“While we are all in different places, it’s safe to say that as a region we’re still in this ‘disillusionment’ phase. What’s more, because we’ve had so many earthquakes we’ve all gone in and out of the different phases which has made things even more difficult,” Sue says.

"That’s why it’s so important that we all think about our own wellbeing and the little things we can do to make ourselves and others feel better.”

The CERA survey shows there has been a drop in people’s sense of community with others in their neighbourhood since the quakes.

“People often tell us a positive to come out of the earthquakes was they got to know and help their neighbours. Three years on this is something that people are missing. Catching up with your neighbour is a simple thing you can not only improve your wellbeing, but it can improve your neighbours’ too.

Sue says next weekend’s “Knowing your neighbour is a Piece of Cake’ project is a great opportunity for Cantabrians to reconnect with each other.

For more information go to: www.facebook.com/theneighbourhoodproject

© Scoop Media

 
 
 
 
 
Parliament Headlines | Politics Headlines | Regional Headlines

'Tea Break Bill' Passes: Gordon Campbell On Bad Labour Laws And Poor Safety

By co-incidence, one of the prime dangers of the government’s new employment relations law has been underlined by the release of the death and injury statistics among workers at New Zealand ports. These are highly profitable enterprises for the port owners.

The Port of Tauranga for instance, is expecting its current full-year profit to be between $78 million and $83 million and other ports are enjoying similar boom times – but they are also highly dangerous places for the people who work on or around the port premises. At the Port of Tauranga, there have been 26 serious accidents since 2011, and two deaths. More>>

 

Parliament Today:

No Charges: Outcome Of Operation Clover Investigation

Police have completed a multi-agency investigation, Operation Clover, into the activities of a group calling themselves “The Roast Busters”. The 12 month enquiry focused on incidents involving allegations of sexual offending against a number of girls in the Waitemata Police district and wider Auckland area... More>>

ALSO:

UNICEF Report: NZ Cautioned On "Stagnating" Child Poverty

An international report by UNICEF has found that child poverty rates in New Zealand have barely changed since 2008, despite similar sized countries significantly reducing child poverty during the recent recession. More>>
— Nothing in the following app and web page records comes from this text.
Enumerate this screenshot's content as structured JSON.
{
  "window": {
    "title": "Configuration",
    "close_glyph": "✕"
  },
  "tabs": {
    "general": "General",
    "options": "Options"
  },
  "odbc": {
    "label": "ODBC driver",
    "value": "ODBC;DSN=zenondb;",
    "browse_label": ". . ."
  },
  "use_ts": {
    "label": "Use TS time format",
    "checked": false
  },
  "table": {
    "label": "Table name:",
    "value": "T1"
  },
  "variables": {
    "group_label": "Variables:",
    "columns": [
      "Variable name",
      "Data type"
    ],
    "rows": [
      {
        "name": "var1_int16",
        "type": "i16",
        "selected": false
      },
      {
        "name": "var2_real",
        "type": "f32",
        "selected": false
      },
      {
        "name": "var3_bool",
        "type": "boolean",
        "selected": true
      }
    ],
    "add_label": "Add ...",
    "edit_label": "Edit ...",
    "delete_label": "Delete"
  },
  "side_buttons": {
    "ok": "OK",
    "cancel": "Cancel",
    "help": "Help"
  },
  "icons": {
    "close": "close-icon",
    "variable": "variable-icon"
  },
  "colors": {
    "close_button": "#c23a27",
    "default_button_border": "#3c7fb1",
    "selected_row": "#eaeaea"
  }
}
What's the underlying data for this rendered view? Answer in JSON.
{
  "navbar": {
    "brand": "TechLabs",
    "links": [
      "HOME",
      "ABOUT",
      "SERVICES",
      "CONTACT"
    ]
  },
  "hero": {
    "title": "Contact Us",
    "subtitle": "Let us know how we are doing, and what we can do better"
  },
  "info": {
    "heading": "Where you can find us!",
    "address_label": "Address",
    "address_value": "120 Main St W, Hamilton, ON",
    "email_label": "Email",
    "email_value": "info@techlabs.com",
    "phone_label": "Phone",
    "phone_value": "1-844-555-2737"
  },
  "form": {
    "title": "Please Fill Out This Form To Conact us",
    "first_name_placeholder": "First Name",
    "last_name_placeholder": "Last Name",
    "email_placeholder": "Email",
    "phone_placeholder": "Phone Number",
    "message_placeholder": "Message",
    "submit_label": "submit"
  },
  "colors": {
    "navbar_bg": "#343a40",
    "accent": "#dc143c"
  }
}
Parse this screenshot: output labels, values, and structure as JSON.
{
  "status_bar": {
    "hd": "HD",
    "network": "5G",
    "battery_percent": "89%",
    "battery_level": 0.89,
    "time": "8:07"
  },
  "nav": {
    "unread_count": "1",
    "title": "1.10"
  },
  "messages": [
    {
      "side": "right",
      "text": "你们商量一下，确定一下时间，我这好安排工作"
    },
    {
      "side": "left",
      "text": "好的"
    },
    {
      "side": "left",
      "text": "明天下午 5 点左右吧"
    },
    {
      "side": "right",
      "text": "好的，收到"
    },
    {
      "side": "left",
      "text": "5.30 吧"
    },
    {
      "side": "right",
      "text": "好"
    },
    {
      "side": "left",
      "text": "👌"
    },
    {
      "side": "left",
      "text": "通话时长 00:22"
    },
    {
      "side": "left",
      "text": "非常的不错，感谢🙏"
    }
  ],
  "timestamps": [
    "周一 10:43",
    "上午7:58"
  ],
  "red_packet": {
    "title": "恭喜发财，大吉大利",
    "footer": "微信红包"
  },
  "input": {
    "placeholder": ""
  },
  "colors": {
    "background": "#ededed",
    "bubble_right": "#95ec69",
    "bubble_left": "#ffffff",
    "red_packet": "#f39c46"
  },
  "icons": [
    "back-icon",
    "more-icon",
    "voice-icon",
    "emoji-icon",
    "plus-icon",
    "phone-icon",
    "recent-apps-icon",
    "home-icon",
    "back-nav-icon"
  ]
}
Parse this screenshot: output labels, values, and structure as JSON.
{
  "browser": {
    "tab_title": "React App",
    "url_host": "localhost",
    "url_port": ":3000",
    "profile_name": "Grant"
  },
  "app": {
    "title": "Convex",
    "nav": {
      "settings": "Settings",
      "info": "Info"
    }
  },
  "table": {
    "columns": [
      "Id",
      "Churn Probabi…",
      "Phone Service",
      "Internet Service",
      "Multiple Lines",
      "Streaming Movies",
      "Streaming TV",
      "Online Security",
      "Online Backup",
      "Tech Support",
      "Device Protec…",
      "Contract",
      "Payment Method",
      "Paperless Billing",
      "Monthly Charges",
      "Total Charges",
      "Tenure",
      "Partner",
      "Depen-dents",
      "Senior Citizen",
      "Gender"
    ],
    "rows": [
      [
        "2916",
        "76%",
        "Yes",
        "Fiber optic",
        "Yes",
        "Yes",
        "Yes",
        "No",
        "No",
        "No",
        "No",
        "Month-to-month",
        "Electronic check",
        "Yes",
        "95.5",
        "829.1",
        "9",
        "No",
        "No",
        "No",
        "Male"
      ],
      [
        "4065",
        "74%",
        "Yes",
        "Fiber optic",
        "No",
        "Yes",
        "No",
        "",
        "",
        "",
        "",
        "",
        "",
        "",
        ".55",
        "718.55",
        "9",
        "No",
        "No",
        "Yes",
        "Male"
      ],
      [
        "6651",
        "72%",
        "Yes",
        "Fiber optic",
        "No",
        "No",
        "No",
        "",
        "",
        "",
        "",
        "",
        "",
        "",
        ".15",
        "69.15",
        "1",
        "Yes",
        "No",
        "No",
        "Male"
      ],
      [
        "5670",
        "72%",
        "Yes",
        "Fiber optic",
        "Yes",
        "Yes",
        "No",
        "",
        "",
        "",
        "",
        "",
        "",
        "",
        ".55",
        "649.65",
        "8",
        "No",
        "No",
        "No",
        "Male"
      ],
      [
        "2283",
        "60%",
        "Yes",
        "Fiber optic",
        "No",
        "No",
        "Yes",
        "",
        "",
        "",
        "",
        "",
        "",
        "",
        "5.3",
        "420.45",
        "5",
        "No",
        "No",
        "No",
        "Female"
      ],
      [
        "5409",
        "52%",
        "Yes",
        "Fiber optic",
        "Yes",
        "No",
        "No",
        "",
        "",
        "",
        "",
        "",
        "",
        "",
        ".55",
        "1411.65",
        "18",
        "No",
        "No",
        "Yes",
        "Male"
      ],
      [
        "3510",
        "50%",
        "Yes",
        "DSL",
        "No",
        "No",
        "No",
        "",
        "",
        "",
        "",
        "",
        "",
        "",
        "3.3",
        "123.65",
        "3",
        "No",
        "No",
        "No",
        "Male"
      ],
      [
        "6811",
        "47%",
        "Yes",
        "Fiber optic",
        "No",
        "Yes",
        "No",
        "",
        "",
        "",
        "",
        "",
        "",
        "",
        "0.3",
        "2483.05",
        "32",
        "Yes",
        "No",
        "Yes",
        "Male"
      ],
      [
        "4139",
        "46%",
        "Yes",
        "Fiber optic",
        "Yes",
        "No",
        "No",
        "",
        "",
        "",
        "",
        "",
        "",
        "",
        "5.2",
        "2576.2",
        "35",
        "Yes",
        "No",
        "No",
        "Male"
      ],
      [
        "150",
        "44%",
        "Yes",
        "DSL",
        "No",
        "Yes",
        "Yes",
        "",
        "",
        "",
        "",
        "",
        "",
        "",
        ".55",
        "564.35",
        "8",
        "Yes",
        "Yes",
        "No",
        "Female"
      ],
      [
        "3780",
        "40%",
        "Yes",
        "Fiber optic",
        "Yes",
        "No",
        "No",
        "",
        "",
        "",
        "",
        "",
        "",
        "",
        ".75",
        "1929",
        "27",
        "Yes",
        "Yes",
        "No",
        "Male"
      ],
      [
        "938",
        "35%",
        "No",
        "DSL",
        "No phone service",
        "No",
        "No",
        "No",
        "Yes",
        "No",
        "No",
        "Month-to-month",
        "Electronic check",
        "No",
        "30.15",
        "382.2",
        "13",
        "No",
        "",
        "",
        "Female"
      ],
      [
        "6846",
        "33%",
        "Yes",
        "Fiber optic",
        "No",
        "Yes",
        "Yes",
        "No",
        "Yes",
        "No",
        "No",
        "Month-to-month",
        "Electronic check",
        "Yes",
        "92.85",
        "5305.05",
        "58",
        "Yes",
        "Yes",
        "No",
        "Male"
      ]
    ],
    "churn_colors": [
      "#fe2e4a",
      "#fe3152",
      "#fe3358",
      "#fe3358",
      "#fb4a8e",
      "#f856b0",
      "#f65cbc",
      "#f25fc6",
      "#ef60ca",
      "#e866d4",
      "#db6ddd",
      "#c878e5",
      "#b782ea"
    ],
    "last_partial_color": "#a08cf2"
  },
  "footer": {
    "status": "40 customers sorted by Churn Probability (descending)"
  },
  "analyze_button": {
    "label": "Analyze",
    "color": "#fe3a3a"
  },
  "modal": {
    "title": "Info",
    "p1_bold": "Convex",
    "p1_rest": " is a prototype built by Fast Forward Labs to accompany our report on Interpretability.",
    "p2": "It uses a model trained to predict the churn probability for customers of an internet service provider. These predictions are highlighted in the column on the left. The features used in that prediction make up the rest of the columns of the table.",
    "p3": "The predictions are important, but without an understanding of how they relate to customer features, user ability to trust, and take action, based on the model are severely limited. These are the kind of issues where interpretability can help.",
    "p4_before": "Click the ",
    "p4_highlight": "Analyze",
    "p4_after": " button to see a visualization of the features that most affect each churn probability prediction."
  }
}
ALSO:

Funding Report: Two Pathways For Transport In Auckland

Commissioned by Auckland Council, the group was asked to investigate two possible pathways for raising $300 million per year ($12 billion over 30 years) to pay for the improvements needed to help fix Auckland’s transport system. More>>

ALSO:

Pay Equity: Equal Pay Win In Court Of Appeal

CTU: The Court of Appeal has made a historic decision paving the way for a substantial equal pay claim for aged care workers. More>>

ALSO:

Gordon Campbell: On The TPP Finishing Line, And Amazon’s Woes

If the Trans Pacific Partnership trade deal wasn’t such a serious matter, this would be pretty funny… More>>

ALSO:

TV3 Video: Three Die On Roads Over Labour Weekend

The official holiday period ended at 6am Tuesday, with three deaths on the roads during the Labour Day weekend. More>>

Employment Relations Bill: Govt Strains To Get Tea Break Law Through

The Government has been left with egg on its face - failing to get its much-vaunted, but hugely unpopular, meal break law passed in the first week of its new term, Labour spokesperson on Labour Issues Andrew Little says. More>>

ALSO:

Guns: Police Association Call To Arm Police Full Time

"The new minister gave his view, that Police do not need to be armed, while standing on the forecourt of parliament. The dark irony was that the interview followed immediately after breaking news of a gunman running amok in the Canadian parliament in Ottawa..." More>>

ALSO:

Get More From Scoop

 

LATEST HEADLINES

 
 
 
 
 
 
 
 
Regional
Search Scoop  
 
 
Powered by Vodafone
NZ independent news